The rezonings — from M-2, general industrial district, to B-2, central business district — would include the old Jack’s Restaurant property the city’s industrial development board plans to buy. Officials also discussed Tuesday buying the foundry or acquiring it by imminent domain.
The foundry, restaurant and other downtown properties bounded by Main, Sullivan, Market and Unicoi streets soon will be rezoned from manufacturing to business if the Kingsport Economic Development Board and Mayor Dennis Phillips have their way.
Affected property would include the area around the already rezoned Kingsport Grocery Co. building and the old Slip-Not Belting building.
New Shenandoah Co. LLC owns the property, and company owner John Marotta of Erwin said Tuesday he would be against the rezoning because it would take away flexibility in utilizing the site.
“I do not have immediate plans. I have other bigger, projects that are keeping me working,” Marotta said by phone, although he said a metal reclamation business was a possibility for the site.
The KEDB voted Tuesday to ask the city to rezone the properties from M-2 to B-2. City Manager John Campbell said the city could take the foundry property by imminent domain but would have to prove it had a viable public use for the property.
The KEDB also voted to buy the old restaurant property, 808 E. Center St., for up to an appraisal of $140,000.
“If I was not mayor, I would buy that property for $140,000,” Phillips said.
KEDB unsuccessfully tried last year to buy the old Kingsport Foundry. The property is about 5.2 acres that is in disarray.
A representative of Shenandoah called Assistant City Manager for Development Jeff Fleming last week, saying the owner was considering placement of a metal reclamation business on the property and asked if the city still had interest in purchasing it.

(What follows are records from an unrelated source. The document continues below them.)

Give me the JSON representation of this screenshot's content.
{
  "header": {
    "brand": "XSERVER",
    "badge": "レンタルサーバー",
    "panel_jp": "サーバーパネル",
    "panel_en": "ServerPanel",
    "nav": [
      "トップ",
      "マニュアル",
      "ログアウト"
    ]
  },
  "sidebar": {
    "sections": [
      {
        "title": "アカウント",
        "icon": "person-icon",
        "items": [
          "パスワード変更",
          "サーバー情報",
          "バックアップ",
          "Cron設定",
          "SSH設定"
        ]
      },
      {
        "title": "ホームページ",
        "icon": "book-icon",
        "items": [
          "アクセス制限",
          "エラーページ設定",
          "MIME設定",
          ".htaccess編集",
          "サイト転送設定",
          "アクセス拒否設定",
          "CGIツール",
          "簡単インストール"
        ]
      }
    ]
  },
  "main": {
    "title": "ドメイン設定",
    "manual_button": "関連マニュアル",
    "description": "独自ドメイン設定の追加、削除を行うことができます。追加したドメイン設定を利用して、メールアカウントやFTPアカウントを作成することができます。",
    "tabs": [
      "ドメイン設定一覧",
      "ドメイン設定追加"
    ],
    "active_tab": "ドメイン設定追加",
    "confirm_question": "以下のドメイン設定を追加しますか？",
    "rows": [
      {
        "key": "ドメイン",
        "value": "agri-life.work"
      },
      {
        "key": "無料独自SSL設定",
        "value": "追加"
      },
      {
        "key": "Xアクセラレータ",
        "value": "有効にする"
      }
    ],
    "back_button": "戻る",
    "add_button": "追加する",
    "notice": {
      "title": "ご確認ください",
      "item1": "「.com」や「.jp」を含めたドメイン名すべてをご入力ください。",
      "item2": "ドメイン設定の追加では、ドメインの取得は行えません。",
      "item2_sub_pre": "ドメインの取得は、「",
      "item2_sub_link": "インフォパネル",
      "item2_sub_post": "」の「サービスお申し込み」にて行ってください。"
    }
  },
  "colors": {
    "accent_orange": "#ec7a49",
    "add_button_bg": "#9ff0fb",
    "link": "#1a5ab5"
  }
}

“It is zoned appropriately and could be used for that,” Fleming said, adding that the rezoning could go before the Board of Mayor and Aldermen next month but it likely would be in July unless the Planning Commission agreed to hear it on an expedited basis later this month.
A property that is rezoned can continue with activities allowed under the old zoning, with a lapse of up to a year. However, board attorney Gorman Waddell said that operations had ceased at the site more than a year ago.
Fleming said no other property in that area has manufacturing, but Marotta said he could put some industrial activity there in short order to keep the grandfather clause alive. Phillips, in contrast, said the foundry site should be a gateway to downtown.
“We are going to do something to get that eyesore out of Kingsport,” Phillips said.
KEDB officials also discussed the possibility of buying and combining the foundry property, the adjoining Mullins and Quillen property and the restaurant property. Marotta said he once had options to by the Mullins and Quillen and restaurant sties.
“The discussion centers mainly about it (that area) being an entrance to the city,” said board member Lynn Johnson, who made the motion asking for the rezoning, seconded by Julie Bennett..
Fleming said the foundry and other two properties could be used as a green space park, a light industrial park or resold in smaller tracts for redevelopment.
KEDB officials Tuesday said they are still interested in the property, although they did not vote to make another offer. KEDB offered $660,000 last year and did not receive a counter offer or response, Estepp said. Marotta said the asking price was $1.2 million.
“That’s a negotiable number, but it’s not negotiable enough I’m going to cut (the price) in half,” Marotta said.
However, he said he would be more flexible if the KEDB would take the 5.2-acre foundry site and the .6-acre site of the old E.J. Smith Oil Co., which had contamination problems he said were deemed clean by the Environmental Protection Agency in December 2007 — with some maintenance required.
“I look forward to talking with them,” Marotta said.
KEDB Chairman Larry Estepp said land downtown generally sells for $30,000 to $50,000 an acres, and Phillips said a fair price for the foundry property was around $600,000 considering the land and a building on the property.
The board also discussed but took no action on the idea of the same rezoning, from M-2 to B-2, for the Supermarket Row area, including White’s Fresh Foods.
Fleming said the rezonings are the same as what the city did to the old Quebecor World plant and property, which Quebecor gave to the city last year.